■ **WHAT TO PRODUCE**: Restate the records in full, so that each line matches the original exactly.

■ ■ ■ ■

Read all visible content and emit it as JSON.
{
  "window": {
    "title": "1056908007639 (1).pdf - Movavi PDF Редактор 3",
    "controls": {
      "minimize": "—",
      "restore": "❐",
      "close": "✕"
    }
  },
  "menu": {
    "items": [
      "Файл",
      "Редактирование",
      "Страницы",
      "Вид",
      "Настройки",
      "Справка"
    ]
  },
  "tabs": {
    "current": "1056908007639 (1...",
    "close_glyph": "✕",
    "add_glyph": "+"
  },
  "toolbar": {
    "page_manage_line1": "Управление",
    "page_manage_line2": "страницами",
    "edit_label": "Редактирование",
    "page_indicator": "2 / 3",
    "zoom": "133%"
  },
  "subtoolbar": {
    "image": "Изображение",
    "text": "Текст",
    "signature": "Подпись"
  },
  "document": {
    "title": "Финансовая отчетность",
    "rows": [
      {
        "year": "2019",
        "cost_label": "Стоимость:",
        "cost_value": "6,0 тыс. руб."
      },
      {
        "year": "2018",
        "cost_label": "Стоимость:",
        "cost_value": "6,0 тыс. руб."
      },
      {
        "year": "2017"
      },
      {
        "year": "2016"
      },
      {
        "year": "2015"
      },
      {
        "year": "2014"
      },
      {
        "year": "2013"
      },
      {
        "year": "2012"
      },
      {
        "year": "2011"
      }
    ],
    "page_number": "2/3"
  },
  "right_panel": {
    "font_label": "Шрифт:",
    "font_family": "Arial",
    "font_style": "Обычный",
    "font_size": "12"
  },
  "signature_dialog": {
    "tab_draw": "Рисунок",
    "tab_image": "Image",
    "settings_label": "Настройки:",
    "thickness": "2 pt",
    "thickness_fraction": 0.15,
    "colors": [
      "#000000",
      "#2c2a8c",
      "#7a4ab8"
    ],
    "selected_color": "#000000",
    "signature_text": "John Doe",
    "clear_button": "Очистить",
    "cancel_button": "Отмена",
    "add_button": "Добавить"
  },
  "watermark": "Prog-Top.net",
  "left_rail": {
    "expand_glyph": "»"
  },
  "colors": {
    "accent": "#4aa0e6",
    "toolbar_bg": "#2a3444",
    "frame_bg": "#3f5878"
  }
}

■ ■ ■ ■

■ **WRITTEN SOLUTION**:
Read all visible content and emit it as JSON.
{
  "window": {
    "title": "1056908007639 (1).pdf - Movavi PDF Редактор 3",
    "controls": {
      "minimize": "—",
      "restore": "❐",
      "close": "✕"
    }
  },
  "menu": {
    "items": [
      "Файл",
      "Редактирование",
      "Страницы",
      "Вид",
      "Настройки",
      "Справка"
    ]
  },
  "tabs": {
    "current": "1056908007639 (1...",
    "close_glyph": "✕",
    "add_glyph": "+"
  },
  "toolbar": {
    "page_manage_line1": "Управление",
    "page_manage_line2": "страницами",
    "edit_label": "Редактирование",
    "page_indicator": "2 / 3",
    "zoom": "133%"
  },
  "subtoolbar": {
    "image": "Изображение",
    "text": "Текст",
    "signature": "Подпись"
  },
  "document": {
    "title": "Финансовая отчетность",
    "rows": [
      {
        "year": "2019",
        "cost_label": "Стоимость:",
        "cost_value": "6,0 тыс. руб."
      },
      {
        "year": "2018",
        "cost_label": "Стоимость:",
        "cost_value": "6,0 тыс. руб."
      },
      {
        "year": "2017"
      },
      {
        "year": "2016"
      },
      {
        "year": "2015"
      },
      {
        "year": "2014"
      },
      {
        "year": "2013"
      },
      {
        "year": "2012"
      },
      {
        "year": "2011"
      }
    ],
    "page_number": "2/3"
  },
  "right_panel": {
    "font_label": "Шрифт:",
    "font_family": "Arial",
    "font_style": "Обычный",
    "font_size": "12"
  },
  "signature_dialog": {
    "tab_draw": "Рисунок",
    "tab_image": "Image",
    "settings_label": "Настройки:",
    "thickness": "2 pt",
    "thickness_fraction": 0.15,
    "colors": [
      "#000000",
      "#2c2a8c",
      "#7a4ab8"
    ],
    "selected_color": "#000000",
    "signature_text": "John Doe",
    "clear_button": "Очистить",
    "cancel_button": "Отмена",
    "add_button": "Добавить"
  },
  "watermark": "Prog-Top.net",
  "left_rail": {
    "expand_glyph": "»"
  },
  "colors": {
    "accent": "#4aa0e6",
    "toolbar_bg": "#2a3444",
    "frame_bg": "#3f5878"
  }
}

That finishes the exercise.